(Your assignment) The copy has to match the records word for word and include no pictures.

(Records for processing)
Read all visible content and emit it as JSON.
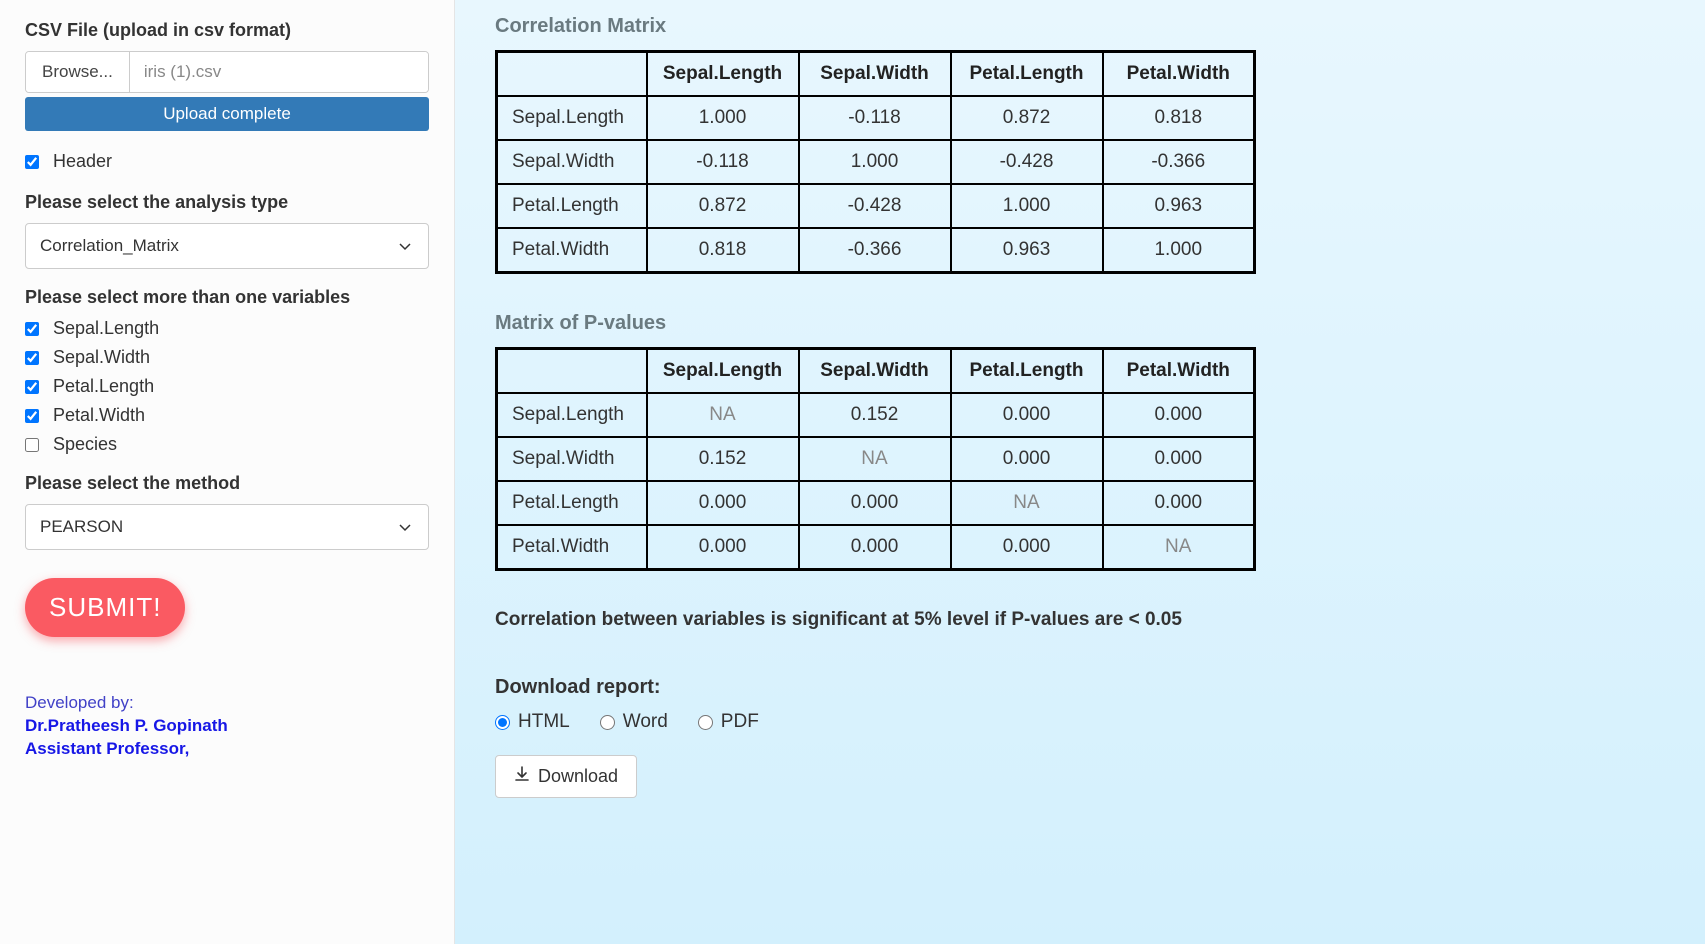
{
  "sidebar": {
    "csv_label": "CSV File (upload in csv format)",
    "browse_label": "Browse...",
    "file_name": "iris (1).csv",
    "upload_status": "Upload complete",
    "header_label": "Header",
    "header_checked": true,
    "analysis_type": {
      "label": "Please select the analysis type",
      "value": "Correlation_Matrix"
    },
    "variables": {
      "label": "Please select more than one variables",
      "items": [
        {
          "label": "Sepal.Length",
          "checked": true
        },
        {
          "label": "Sepal.Width",
          "checked": true
        },
        {
          "label": "Petal.Length",
          "checked": true
        },
        {
          "label": "Petal.Width",
          "checked": true
        },
        {
          "label": "Species",
          "checked": false
        }
      ]
    },
    "method": {
      "label": "Please select the method",
      "value": "PEARSON"
    },
    "submit_label": "SUBMIT!",
    "credits": {
      "developed_by": "Developed by:",
      "name": "Dr.Pratheesh P. Gopinath",
      "role": "Assistant Professor,"
    }
  },
  "main": {
    "corr_title": "Correlation Matrix",
    "headers": [
      "Sepal.Length",
      "Sepal.Width",
      "Petal.Length",
      "Petal.Width"
    ],
    "corr_rows": [
      {
        "name": "Sepal.Length",
        "vals": [
          "1.000",
          "-0.118",
          "0.872",
          "0.818"
        ]
      },
      {
        "name": "Sepal.Width",
        "vals": [
          "-0.118",
          "1.000",
          "-0.428",
          "-0.366"
        ]
      },
      {
        "name": "Petal.Length",
        "vals": [
          "0.872",
          "-0.428",
          "1.000",
          "0.963"
        ]
      },
      {
        "name": "Petal.Width",
        "vals": [
          "0.818",
          "-0.366",
          "0.963",
          "1.000"
        ]
      }
    ],
    "pval_title": "Matrix of P-values",
    "pval_rows": [
      {
        "name": "Sepal.Length",
        "vals": [
          "NA",
          "0.152",
          "0.000",
          "0.000"
        ]
      },
      {
        "name": "Sepal.Width",
        "vals": [
          "0.152",
          "NA",
          "0.000",
          "0.000"
        ]
      },
      {
        "name": "Petal.Length",
        "vals": [
          "0.000",
          "0.000",
          "NA",
          "0.000"
        ]
      },
      {
        "name": "Petal.Width",
        "vals": [
          "0.000",
          "0.000",
          "0.000",
          "NA"
        ]
      }
    ],
    "sig_note": "Correlation between variables is significant at 5% level if P-values are < 0.05",
    "download": {
      "title": "Download report:",
      "options": [
        {
          "label": "HTML",
          "checked": true
        },
        {
          "label": "Word",
          "checked": false
        },
        {
          "label": "PDF",
          "checked": false
        }
      ],
      "button_label": "Download"
    }
  }
}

(Exercise output)
Read all visible content and emit it as JSON.
{
  "sidebar": {
    "csv_label": "CSV File (upload in csv format)",
    "browse_label": "Browse...",
    "file_name": "iris (1).csv",
    "upload_status": "Upload complete",
    "header_label": "Header",
    "header_checked": true,
    "analysis_type": {
      "label": "Please select the analysis type",
      "value": "Correlation_Matrix"
    },
    "variables": {
      "label": "Please select more than one variables",
      "items": [
        {
          "label": "Sepal.Length",
          "checked": true
        },
        {
          "label": "Sepal.Width",
          "checked": true
        },
        {
          "label": "Petal.Length",
          "checked": true
        },
        {
          "label": "Petal.Width",
          "checked": true
        },
        {
          "label": "Species",
          "checked": false
        }
      ]
    },
    "method": {
      "label": "Please select the method",
      "value": "PEARSON"
    },
    "submit_label": "SUBMIT!",
    "credits": {
      "developed_by": "Developed by:",
      "name": "Dr.Pratheesh P. Gopinath",
      "role": "Assistant Professor,"
    }
  },
  "main": {
    "corr_title": "Correlation Matrix",
    "headers": [
      "Sepal.Length",
      "Sepal.Width",
      "Petal.Length",
      "Petal.Width"
    ],
    "corr_rows": [
      {
        "name": "Sepal.Length",
        "vals": [
          "1.000",
          "-0.118",
          "0.872",
          "0.818"
        ]
      },
      {
        "name": "Sepal.Width",
        "vals": [
          "-0.118",
          "1.000",
          "-0.428",
          "-0.366"
        ]
      },
      {
        "name": "Petal.Length",
        "vals": [
          "0.872",
          "-0.428",
          "1.000",
          "0.963"
        ]
      },
      {
        "name": "Petal.Width",
        "vals": [
          "0.818",
          "-0.366",
          "0.963",
          "1.000"
        ]
      }
    ],
    "pval_title": "Matrix of P-values",
    "pval_rows": [
      {
        "name": "Sepal.Length",
        "vals": [
          "NA",
          "0.152",
          "0.000",
          "0.000"
        ]
      },
      {
        "name": "Sepal.Width",
        "vals": [
          "0.152",
          "NA",
          "0.000",
          "0.000"
        ]
      },
      {
        "name": "Petal.Length",
        "vals": [
          "0.000",
          "0.000",
          "NA",
          "0.000"
        ]
      },
      {
        "name": "Petal.Width",
        "vals": [
          "0.000",
          "0.000",
          "0.000",
          "NA"
        ]
      }
    ],
    "sig_note": "Correlation between variables is significant at 5% level if P-values are < 0.05",
    "download": {
      "title": "Download report:",
      "options": [
        {
          "label": "HTML",
          "checked": true
        },
        {
          "label": "Word",
          "checked": false
        },
        {
          "label": "PDF",
          "checked": false
        }
      ],
      "button_label": "Download"
    }
  }
}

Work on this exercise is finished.